CFP: Policing and Labor - Short Essay Series

Jessica Katzenstein's picture
Call for Publications
July 23, 2020
Subject Fields: 
Anthropology, Labor History / Studies, Political History / Studies, Race / Ethnic Studies, Social Sciences

The Society for the Anthropology of Work, a section of the American Anthropological Association, invites submissions for a special forum on policing and labor in the short-form web publication Exertions. We welcome contributions to this forum from both within and beyond anthropology. Submissions will be no more than 1,500 words. 

Deadline for proposals (3- to 4-sentence abstract): July 23, 2020
Publication: August-September 2020 

Call for Submissions: Policing and Labor (link)

George Floyd’s killing has catalyzed global public outrage and reignited a slow-burning crisis of U.S. police legitimacy. Legal mechanisms for avoiding murder charges, police unions’ political dominance, the viability of police reform, and omnipresent white supremacy and anti-Black racism all face broader questioning than ever. Meanwhile, harshly imposed lockdowns in other parts of the pandemic-stricken world have worsened existing violence, with police harassing, beating, and killing already vulnerable people— migrant workers, Roma and Black people, oppressed religious minorities—while purportedly enforcing regulations in IndiaBrazilthe United States, and multiple European countries. The work of policing stands among and often exacerbates the global challenges of the early twenty-first century.

Exertions, the short-form web publication of the Society for the Anthropology of Work, invites submissions of no more than 1,500 words for a special forum on policing and labor. Reading policing through the lens of work—and work through the lens of policing—disturbs conceptions of state violence, traditional labor solidarities, and research methods by focusing on the figure of the police officer as both a powerful state agent and a classed worker. How is state dominance materialized or refigured through the labor of policing, whether in the spectacle of the uniformed officer or the more informal work of private security, neighborhood patrols, or self-deputized citizens? How should we understand officers’ own economic precarities or racialized and gendered vulnerabilities alongside their function of maintaining the social order?

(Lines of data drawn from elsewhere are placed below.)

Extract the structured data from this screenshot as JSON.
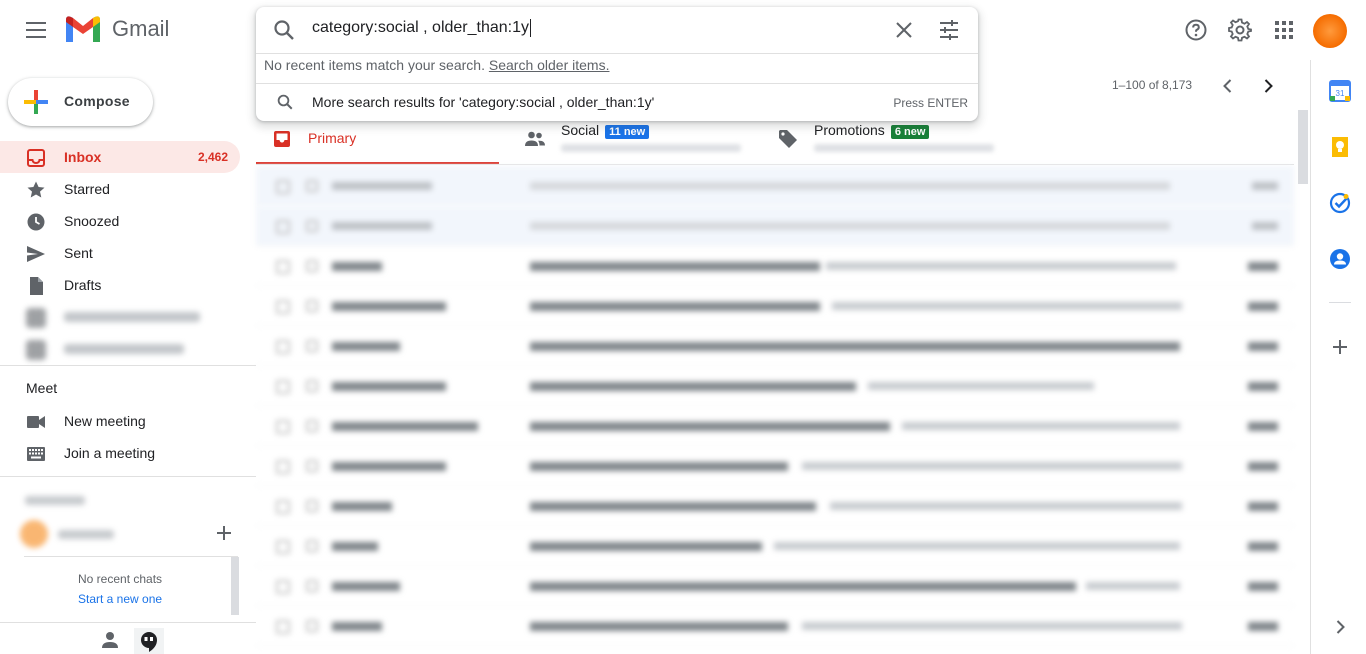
{
  "app": {
    "name": "Gmail"
  },
  "search": {
    "query": "category:social , older_than:1y",
    "no_recent_text": "No recent items match your search.",
    "search_older_link": "Search older items.",
    "more_results_text": "More search results for 'category:social , older_than:1y'",
    "press_enter": "Press ENTER"
  },
  "sidebar": {
    "compose_label": "Compose",
    "items": [
      {
        "label": "Inbox",
        "count": "2,462",
        "icon": "inbox-icon"
      },
      {
        "label": "Starred",
        "icon": "star-icon"
      },
      {
        "label": "Snoozed",
        "icon": "clock-icon"
      },
      {
        "label": "Sent",
        "icon": "send-icon"
      },
      {
        "label": "Drafts",
        "icon": "draft-icon"
      }
    ],
    "meet_title": "Meet",
    "meet_items": [
      {
        "label": "New meeting",
        "icon": "video-icon"
      },
      {
        "label": "Join a meeting",
        "icon": "keyboard-icon"
      }
    ],
    "no_chats": "No recent chats",
    "start_new": "Start a new one"
  },
  "pager": {
    "range": "1–100 of 8,173"
  },
  "tabs": [
    {
      "label": "Primary"
    },
    {
      "label": "Social",
      "badge": "11 new",
      "badge_color": "#1a73e8"
    },
    {
      "label": "Promotions",
      "badge": "6 new",
      "badge_color": "#188038"
    }
  ],
  "colors": {
    "accent_red": "#d93025",
    "blue": "#1a73e8",
    "green": "#188038"
  }
}
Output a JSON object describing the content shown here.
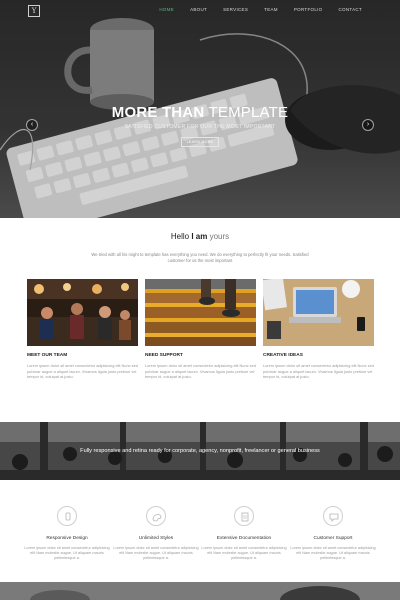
{
  "header": {
    "logo": "Y",
    "nav": [
      "HOME",
      "ABOUT",
      "SERVICES",
      "TEAM",
      "PORTFOLIO",
      "CONTACT"
    ],
    "active_nav": "HOME",
    "accent_color": "#4fbf8a"
  },
  "hero": {
    "title_bold": "MORE THAN",
    "title_light": "TEMPLATE",
    "subtitle": "SATISFIED CUSTOMER FOR OUR THE MOST IMPORTANT",
    "button_label": "LEARN MORE",
    "prev_icon": "chevron-left-icon",
    "next_icon": "chevron-right-icon"
  },
  "intro": {
    "greeting": "Hello",
    "bold": "I am",
    "light": "yours",
    "text": "We tried with all his might to template has everything you need. We do everything to perfectly fit your needs. Satisfied customer for us the most important"
  },
  "cards": [
    {
      "title": "MEET OUR TEAM",
      "text": "Lorem ipsum dolor sit amet consectetur adipisicing elit Nunc sed pulvinar augue a aliquet lacum. Vivamus ligula justo pretium vel tempor id, volutpat at justo."
    },
    {
      "title": "NEED SUPPORT",
      "text": "Lorem ipsum dolor sit amet consectetur adipisicing elit Nunc sed pulvinar augue a aliquet lacum. Vivamus ligula justo pretium vel tempor id, volutpat at justo."
    },
    {
      "title": "CREATIVE IDEAS",
      "text": "Lorem ipsum dolor sit amet consectetur adipisicing elit Nunc sed pulvinar augue a aliquet lacum. Vivamus ligula justo pretium vel tempor id, volutpat at justo."
    }
  ],
  "band": {
    "text": "Fully responsive and retina ready for corporate, agency, nonprofit, freelancer or general business"
  },
  "features": [
    {
      "title": "Responsive Design",
      "icon": "mobile-icon",
      "text": "Lorem ipsum dolor sit amet consectetur adipisicing elit Nam molestie augue. Ut aliquam mauris pellentesque a."
    },
    {
      "title": "Unlimited Styles",
      "icon": "palette-icon",
      "text": "Lorem ipsum dolor sit amet consectetur adipisicing elit Nam molestie augue. Ut aliquam mauris pellentesque a."
    },
    {
      "title": "Extensive Documentation",
      "icon": "document-icon",
      "text": "Lorem ipsum dolor sit amet consectetur adipisicing elit Nam molestie augue. Ut aliquam mauris pellentesque a."
    },
    {
      "title": "Customer Support",
      "icon": "chat-icon",
      "text": "Lorem ipsum dolor sit amet consectetur adipisicing elit Nam molestie augue. Ut aliquam mauris pellentesque a."
    }
  ]
}
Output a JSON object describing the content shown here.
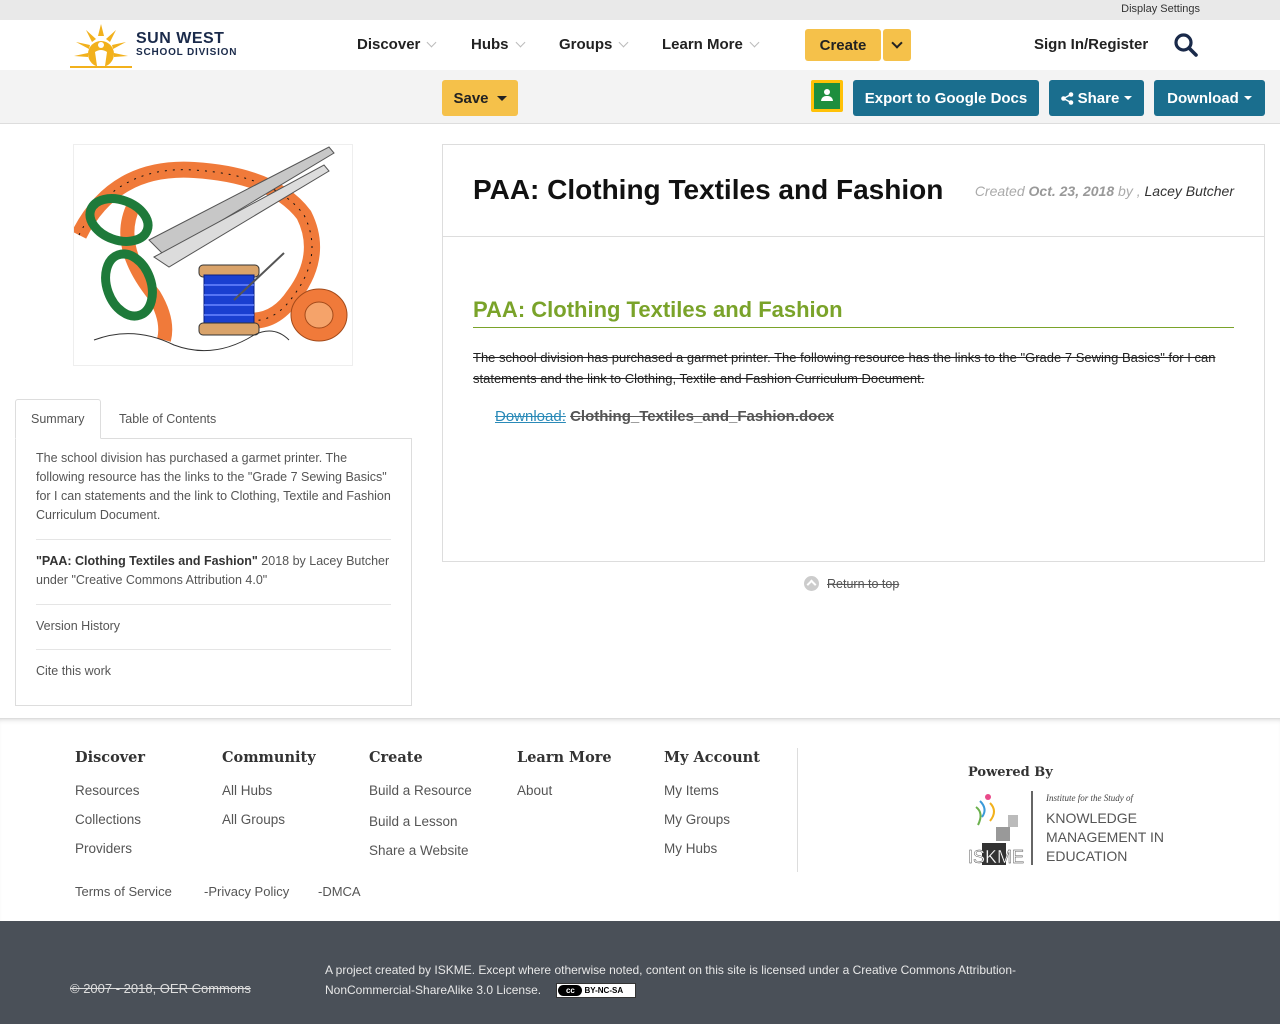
{
  "utility": {
    "display_settings": "Display Settings"
  },
  "logo": {
    "line1": "SUN WEST",
    "line2": "SCHOOL DIVISION"
  },
  "nav": {
    "items": [
      {
        "label": "Discover"
      },
      {
        "label": "Hubs"
      },
      {
        "label": "Groups"
      },
      {
        "label": "Learn More"
      }
    ],
    "create": "Create",
    "signin": "Sign In/Register"
  },
  "toolbar": {
    "save": "Save",
    "export": "Export to Google Docs",
    "share": "Share",
    "download": "Download"
  },
  "tabs": {
    "summary": "Summary",
    "toc": "Table of Contents"
  },
  "summary": {
    "text": "The school division has purchased a garmet printer. The following resource has the links to the \"Grade 7 Sewing Basics\" for I can statements and the link to Clothing, Textile and Fashion Curriculum Document.",
    "attr_title": "\"PAA: Clothing Textiles and Fashion\"",
    "attr_rest": " 2018 by Lacey Butcher under \"Creative Commons Attribution 4.0\"",
    "version_history": "Version History",
    "cite": "Cite this work"
  },
  "resource": {
    "title": "PAA: Clothing Textiles and Fashion",
    "created_label": "Created ",
    "created_date": "Oct. 23, 2018",
    "by": " by , ",
    "author": "Lacey Butcher",
    "heading": "PAA: Clothing Textiles and Fashion",
    "body": "The school division has purchased a garmet printer. The following resource has the links to the \"Grade 7 Sewing Basics\" for I can statements and the link to Clothing, Textile and Fashion Curriculum Document.",
    "download_label": "Download:",
    "download_file": "Clothing_Textiles_and_Fashion.docx",
    "return_top": "Return to top"
  },
  "footer": {
    "columns": [
      {
        "title": "Discover",
        "links": [
          "Resources",
          "Collections",
          "Providers"
        ]
      },
      {
        "title": "Community",
        "links": [
          "All Hubs",
          "All Groups"
        ]
      },
      {
        "title": "Create",
        "links": [
          "Build a Resource",
          "Build a Lesson",
          "Share a Website"
        ]
      },
      {
        "title": "Learn More",
        "links": [
          "About"
        ]
      },
      {
        "title": "My Account",
        "links": [
          "My Items",
          "My Groups",
          "My Hubs"
        ]
      }
    ],
    "powered_by": "Powered By",
    "iskme_small": "Institute for the Study of",
    "iskme_l1": "KNOWLEDGE",
    "iskme_l2": "MANAGEMENT IN",
    "iskme_l3": "EDUCATION",
    "iskme_mark": "ISKME",
    "legal": [
      "Terms of Service",
      "-Privacy Policy",
      "-DMCA"
    ],
    "copyright": "© 2007 - 2018, OER Commons",
    "project": "A project created by ISKME. Except where otherwise noted, content on this site is licensed under a Creative Commons Attribution-NonCommercial-ShareAlike 3.0 License.",
    "cc_badge": "BY-NC-SA",
    "cc_mark": "cc"
  },
  "colors": {
    "accent_yellow": "#f5c14a",
    "teal": "#1a6e8e",
    "heading_green": "#7aa32a",
    "footer_dark": "#4a5058"
  }
}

How can scholars contribute to the work of analyzing, reforming, or even abolishing institutions of state violence, and by what methods should they pursue such projects?

We welcome contributions to this forum from both within and beyond anthropology, composed for a variety of audiences in the form of text or other media. To contribute, please send 3- to 4-sentence proposal to series editor Jessica Katzenstein at by Thursday, July 23. Decisions will be sent out by the end of the week, with full drafts requested from accepted contributors by August 15. Posts will be published on a rolling basis after an expedited editorial review process. 

Contact Info: 

Jessica Katzenstein
PhD Candidate
Department of Anthropology
Brown University